5 December 2011


Today I took a subway across town, and it was full of germs. Microscopic organisms were everywhere, while stranger invaded my personal space. When I wasn’t getting run over by a dirty stroller, I was getting hit in the back by mindless teenagers strapped into their giant Jansport knapsacks.

I sat very still in my seat, my hands folded in my lap. Around me, people in shapeless black coats were coughing and sneezing, and I was planning my escape route so that I wouldn’t have to actually touch anything. Inside my bag were my trusty ‘YES to Blueberries' towelettes. ( Paraben free, and 99% natural!)

I never used to be afraid of germs. Raised in the 60’s, our playtime meant finding anything on the street that could be put in a bucket with a pile of earth so we could make castles. This could be worms, spare change, old nails, and candy wrappers, with which we could make a flag. Occasionally I’d even peel a piece of old gum of the road, and once I even popped it in my mouth.  When we were thirsty, we’d grab Pop Shoppe cola, and pass around the bottle.

My mother, who was a nurse, packed us full of fibre rich sugarless foods.  We got lots of sleep, plenty of exercise and lived a carefree life, unburdened by thoughts of germs, or washing our hands. Our immune systems were through the roof! But now that everybody bathes in Purell, immune systems are compromised, and the world is full of dangerous bacteria. 

I looked around. Across from me, on a three-seater, were two people. One was a lady in a parka with a baby,  both of whom were sniffling. (But bless her, she still managed red lipstick). Beside her was a very large Rastafarian with long dreadlocks who took up two seats, and was full of facial piercings. He was starting at nothing, and rocking slightly to invisible music. It looked like he had a metal bone through his nose.

The lady coughed. I glared at her. She had done nothing to cover her mouth and her germs were hovering only a few feet away. The big man glared at her too. He stopped rocking. After a moment everything went back to normal, and then she coughed again. One at a time he removed the earphones from his ears, and then he turned to her.  “Ma’am," he said, in deep baritone. All eyes swivelled his way. “Ma’am,” he repeated, “When you sneeze, it’s a good idea to sneeze into the crook of your elbow. Like this,” he demonstrated, fake-coughing into his leather arm.

She looked at him. “Okay,” she sniffled. “You’re right.” (Damn right, brother!) He nodded, and as he continued, his voice rolled through the train. “I know old habits die hard.

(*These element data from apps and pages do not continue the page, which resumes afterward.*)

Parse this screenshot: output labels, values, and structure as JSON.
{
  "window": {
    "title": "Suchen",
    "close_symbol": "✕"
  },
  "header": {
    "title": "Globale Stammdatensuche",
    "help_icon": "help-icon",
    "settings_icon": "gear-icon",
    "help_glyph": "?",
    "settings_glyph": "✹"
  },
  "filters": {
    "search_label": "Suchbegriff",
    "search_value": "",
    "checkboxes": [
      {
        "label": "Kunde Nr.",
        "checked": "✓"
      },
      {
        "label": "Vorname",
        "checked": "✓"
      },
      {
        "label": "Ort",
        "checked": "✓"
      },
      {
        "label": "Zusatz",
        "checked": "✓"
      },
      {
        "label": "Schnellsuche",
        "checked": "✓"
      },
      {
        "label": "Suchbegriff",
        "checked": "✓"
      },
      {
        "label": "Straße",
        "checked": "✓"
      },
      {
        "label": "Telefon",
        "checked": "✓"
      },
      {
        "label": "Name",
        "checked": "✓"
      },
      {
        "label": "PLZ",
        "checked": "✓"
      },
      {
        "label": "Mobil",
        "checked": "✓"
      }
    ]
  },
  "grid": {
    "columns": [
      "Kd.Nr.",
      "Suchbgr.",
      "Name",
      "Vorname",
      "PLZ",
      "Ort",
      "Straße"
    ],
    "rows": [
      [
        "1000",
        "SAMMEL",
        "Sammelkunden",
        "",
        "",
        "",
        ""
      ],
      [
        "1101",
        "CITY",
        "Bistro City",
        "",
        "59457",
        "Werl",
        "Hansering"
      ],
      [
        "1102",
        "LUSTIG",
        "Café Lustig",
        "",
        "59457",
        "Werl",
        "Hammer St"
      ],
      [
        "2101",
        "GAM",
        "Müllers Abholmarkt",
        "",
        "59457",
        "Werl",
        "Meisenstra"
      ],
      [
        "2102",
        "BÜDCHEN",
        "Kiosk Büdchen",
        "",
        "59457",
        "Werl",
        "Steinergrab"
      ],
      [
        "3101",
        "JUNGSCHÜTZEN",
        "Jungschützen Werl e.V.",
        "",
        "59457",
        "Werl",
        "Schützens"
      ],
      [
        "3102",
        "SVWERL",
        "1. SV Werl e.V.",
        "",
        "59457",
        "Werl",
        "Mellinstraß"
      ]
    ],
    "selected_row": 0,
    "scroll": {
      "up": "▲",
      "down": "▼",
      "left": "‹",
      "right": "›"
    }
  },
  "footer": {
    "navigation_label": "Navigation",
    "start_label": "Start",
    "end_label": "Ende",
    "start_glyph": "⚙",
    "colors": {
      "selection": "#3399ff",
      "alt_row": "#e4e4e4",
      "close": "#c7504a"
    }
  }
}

But I’m a body piercer, and I’m a freak for hygiene.”

Then he slowly replaced his earphones, nodded, and went back to his music.  A quiet superhero covered in metal and leather, saving me and many others form certain disaster. In a perfect world he was on the way to meet my mother. Giant Pierced Rasta Man & Violet. Together they could make the world a safer place.


  1. So awesome! Wish my subway trains had that guy on it. L.M.

  2. Can you PLEASE write a book? Your writing is brilliant and your voice is very enjoyable. And I'm not blowing smoke. I'm serious.